AT&T held an analyst event in a still-Sandy-devastated New York City Nov. 7 to introduce Project Velocity IP (VIP), its plan for expanding and enhancing its wireless and wireline IP broadband networks and driving "continued increases in revenue." Harold Feld, senior vice president of the consumer advocacy group Public Knowledge, has called AT&T's announcement "the single most important development in telecom since passage of the Telecommunications Act of 1996."
AT&T plans to spend $22 billion a year for three years, converting its time division multiplexing (TDM) network—the nation's 100-year-old copper telephone network—to an IP-based network.
Feld applauds the investment. It will create a combined wireless and wireline network that's greater than the sum of its parts. Plus, AT&T will invest to take on the challenge of cable operators, and in return cable operators and wireless carriers will respond with improvements and lower prices.
"This is how competition is supposed to work," Feld wrote in a Nov. 13 blog post.
The complication—or the momentous aspect, if you're feeling generous—is that government regulation of telephone services is entirely tied to TDM/copper networks. These regulations insist, for example, that all Americans have the basic right of phone service and at a low-cost rate.
Over a copper network, there are also rules about protecting consumers' privacy.
"When you call on IP," Feld told eWEEK over a call, "there's nothing from stopping the provider from noticing how often I call out for pizza and starting to target me with pizza ads."
The day that AT&T introduced Project VIP, it also filed a petition with the Federal Communications Commission (FCC) to "begin a dialog" about how to address the matter of regulations and to suggest a pilot program that might highlight which current regulations can be kept and which should be scrapped.
That some should be scrapped isn't so outlandish. A post about the petition on Duke University's Telecom Policy Blog points out that in some instances, AT&T has suggested the FCC do away with the lengthy approval processes in situations where AT&T is upgrading infrastructure and there's no discontinuation of service.
What are Feld's fears about how that dialog might proceed?
"My first basic fear is that we become the first nation to step backward on universal service. We said 100 percent service and we have 99.999 percent in this country now. We don't have nearly that for Internet coverage," said Feld. "To fund the last 2 percent [of Internet coverage] would cost as much as funding everything else. My fear is we'll go from '100 percent' to '95 percent is good enough.'"
Other fears are that as a nation, the United States will care less about making sure that there's a very basic level of service that's affordable to everyone, and that the task of regulating telecoms could be shifted from the government to the private sector.
"I don't think we can delegate something this big and this important to our lives to the private sector," he said. "Somebody has to look out for the little guy."
What are Feld's hopes for how things proceed?

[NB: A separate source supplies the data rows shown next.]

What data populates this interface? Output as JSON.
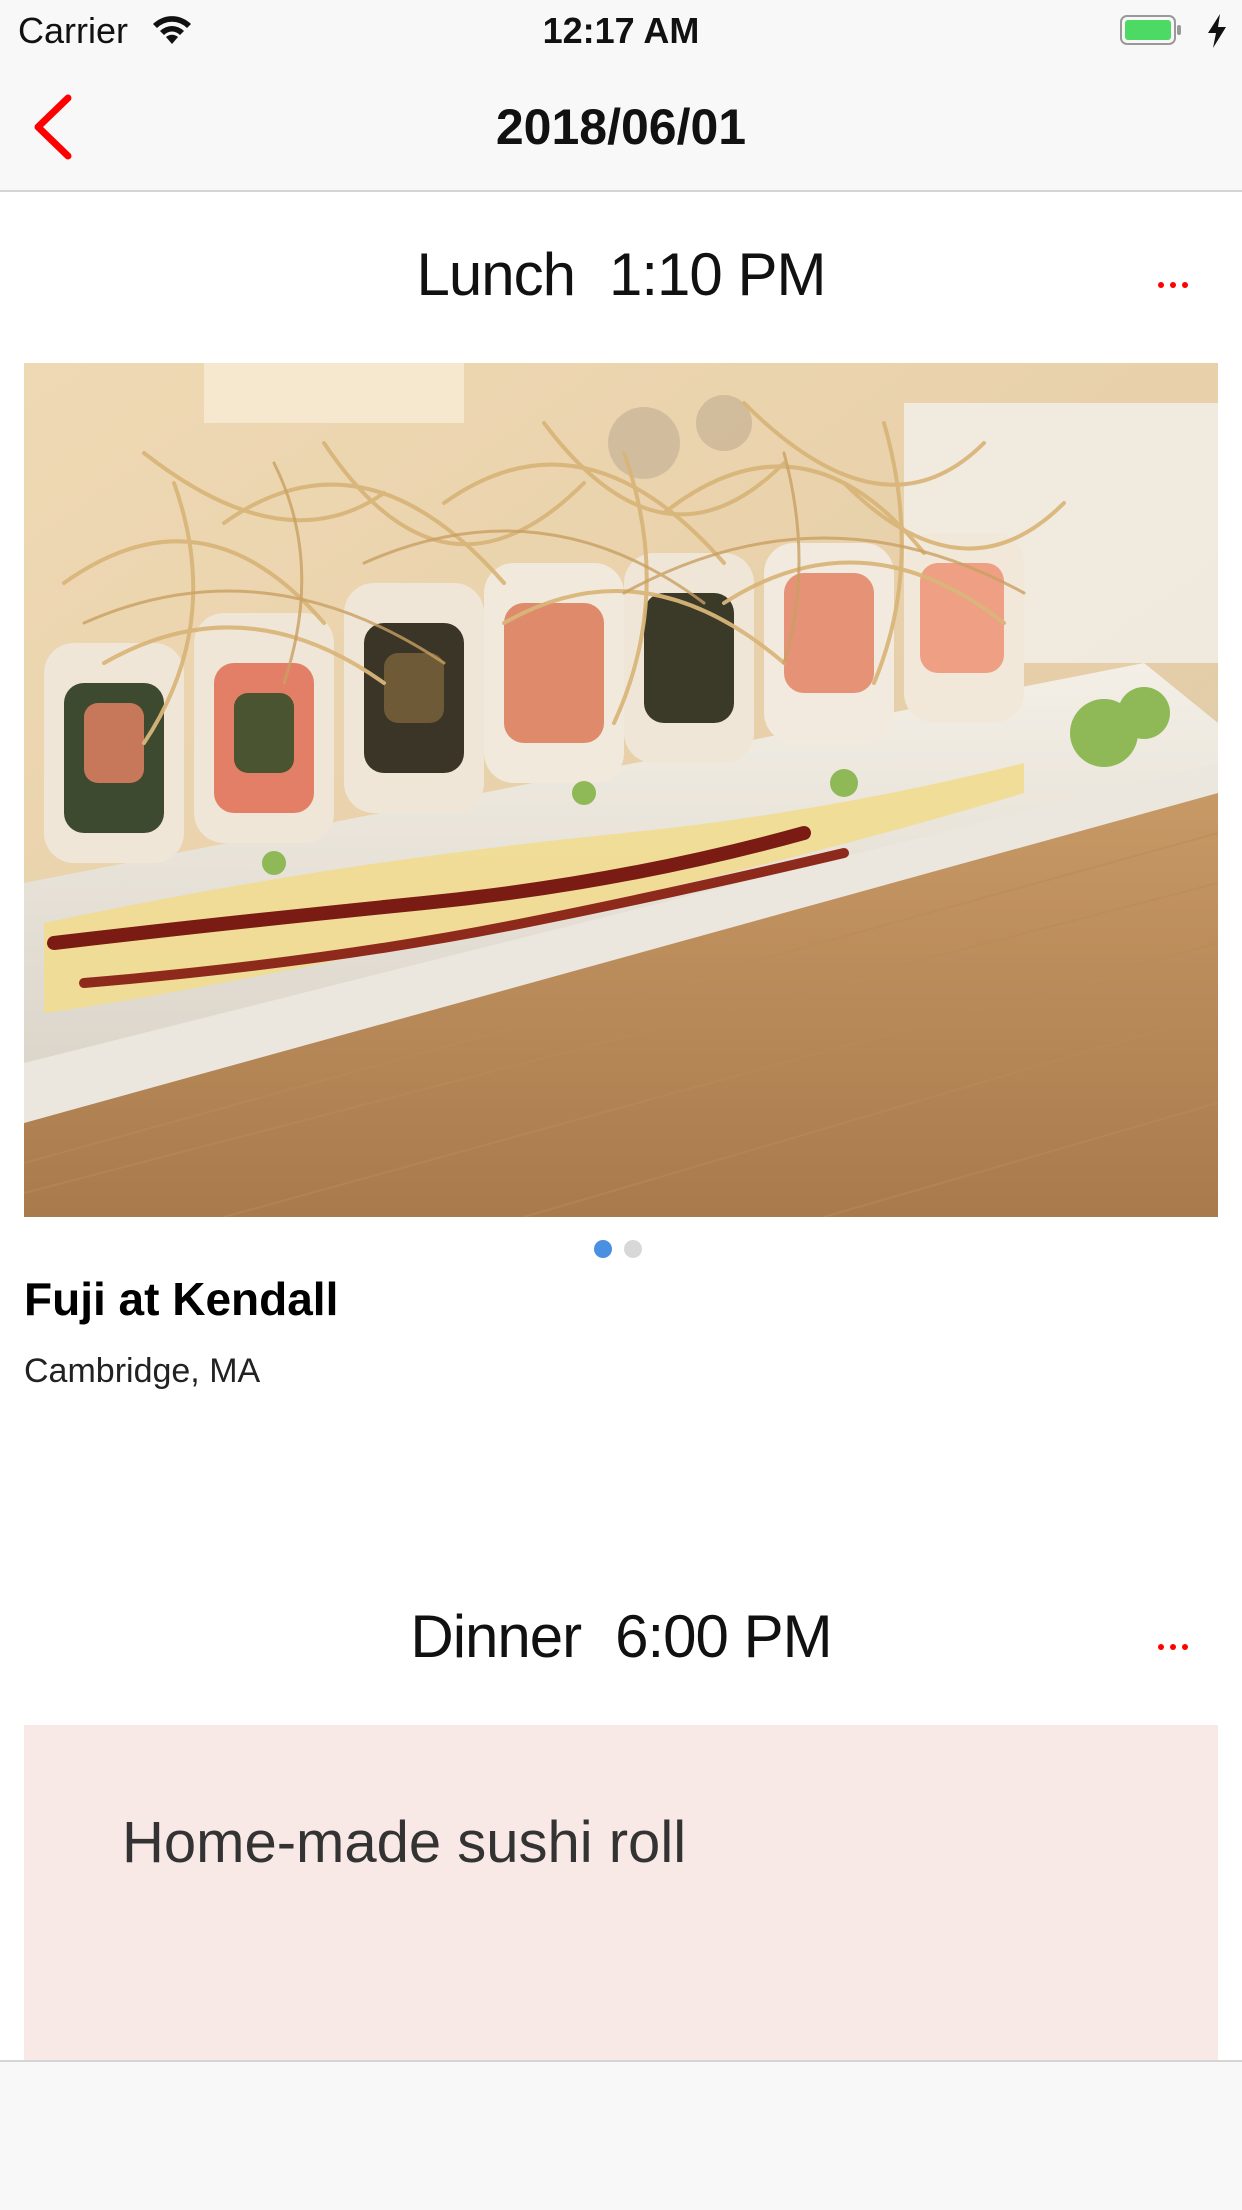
{
  "status_bar": {
    "carrier": "Carrier",
    "time": "12:17 AM"
  },
  "nav": {
    "title": "2018/06/01"
  },
  "colors": {
    "accent": "#ff0000",
    "page_dot_active": "#4a90e2",
    "page_dot_inactive": "#d8d8d8",
    "note_background": "#f8e8e6",
    "battery": "#4cd964"
  },
  "meals": [
    {
      "label": "Lunch",
      "time": "1:10 PM",
      "place_name": "Fuji at Kendall",
      "place_location": "Cambridge, MA",
      "photo_count": 2,
      "photo_index": 1
    },
    {
      "label": "Dinner",
      "time": "6:00 PM",
      "note": "Home-made sushi roll"
    }
  ],
  "icons": {
    "back": "chevron-left-icon",
    "more": "ellipsis-icon",
    "wifi": "wifi-icon",
    "battery": "battery-icon",
    "charging": "lightning-bolt-icon"
  }
}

He's hopeful, he says, that people will come together to work out a plan, but stressed the importance of the various groups resisting the temptation to play consumer groups off one another and of preserving the "core elements of the social contract" that the nation had in copper networks.
"At some point something really bad will happen—I don't know what that will be—but something is going to happen, and when it happens, people are going to get upset and want a rule placed. And when you make policy in that circumstance, it ends badly," said Feld. "People understand, I think, that it's better to set up policy now."
While there are some companies that would welcome a chance to abandon the old rules, Feld said that most acknowledge that having no regulations is unpractical, and that AT&T has been specific in acknowledging that "we can't just walk away from what's regulated us for the last 100 years."
"I'm glad for the announcement," Feld added. "It wakes us up to the fact that we need rules for a 21st century conversation."